That evening remains crystal clear to this day although it was all a lifetime ago. Our aunt Eileen had us in stitches as she sang her own wee song about “Weddings, Weans and Nappies in the middle of the night”.

Then my father stood to sing “Pal of my cradle days”. He coughed and spluttered his way through it. My husband- to-be ended the singing with “My Lagan love”. That song followed him and me all the days of our lives. Every song that night told a story. I looked around the kitchen (as the living room used to be called) at the faces I was to leave in a few days. Life had touched most of them harshly in one way or another and, still, here they were offering my Paddy and I as much goodwill as we could receive.
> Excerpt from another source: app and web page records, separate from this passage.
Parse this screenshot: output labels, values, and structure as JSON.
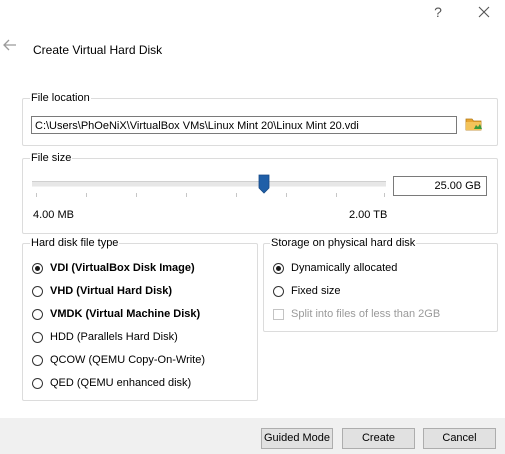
{
  "titlebar": {
    "help_label": "?"
  },
  "dialog": {
    "title": "Create Virtual Hard Disk"
  },
  "file_location": {
    "group_label": "File location",
    "path_value": "C:\\Users\\PhOeNiX\\VirtualBox VMs\\Linux Mint 20\\Linux Mint 20.vdi"
  },
  "file_size": {
    "group_label": "File size",
    "value": "25.00 GB",
    "min_label": "4.00 MB",
    "max_label": "2.00 TB",
    "slider_level_percent": 65
  },
  "disk_type": {
    "group_label": "Hard disk file type",
    "options": [
      {
        "label": "VDI (VirtualBox Disk Image)",
        "selected": true,
        "bold": true
      },
      {
        "label": "VHD (Virtual Hard Disk)",
        "selected": false,
        "bold": true
      },
      {
        "label": "VMDK (Virtual Machine Disk)",
        "selected": false,
        "bold": true
      },
      {
        "label": "HDD (Parallels Hard Disk)",
        "selected": false,
        "bold": false
      },
      {
        "label": "QCOW (QEMU Copy-On-Write)",
        "selected": false,
        "bold": false
      },
      {
        "label": "QED (QEMU enhanced disk)",
        "selected": false,
        "bold": false
      }
    ]
  },
  "storage": {
    "group_label": "Storage on physical hard disk",
    "options": [
      {
        "label": "Dynamically allocated",
        "selected": true
      },
      {
        "label": "Fixed size",
        "selected": false
      }
    ],
    "split_label": "Split into files of less than 2GB",
    "split_checked": false,
    "split_enabled": false
  },
  "buttons": {
    "guided_mode": "Guided Mode",
    "create": "Create",
    "cancel": "Cancel"
  },
  "colors": {
    "slider_thumb": "#1f5fa8",
    "folder_icon": "#e8a531",
    "footer_bg": "#f0f0f0"
  }
}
Down all the years, so much more music blossomed in our lives. We began our married life in St. Joseph’s chapel on a mild November morning. We began on the note of high doh. We would end it many years later on the same note. Better to leave the best times with music and memories where they were then, in my own wonderful dockland home, a place that cast a spell a lifetime ago for me and mine. To this day, no-one and nothing can break that magic. Aren’t I the lucky one to have all that time and all those people to look back on? Yes, indeed, I was blessed then to come from them. I remain blessed now to own a dockland legacy, for that is what it truly was, my own sense of place. A docklander I was. A docklander I remain.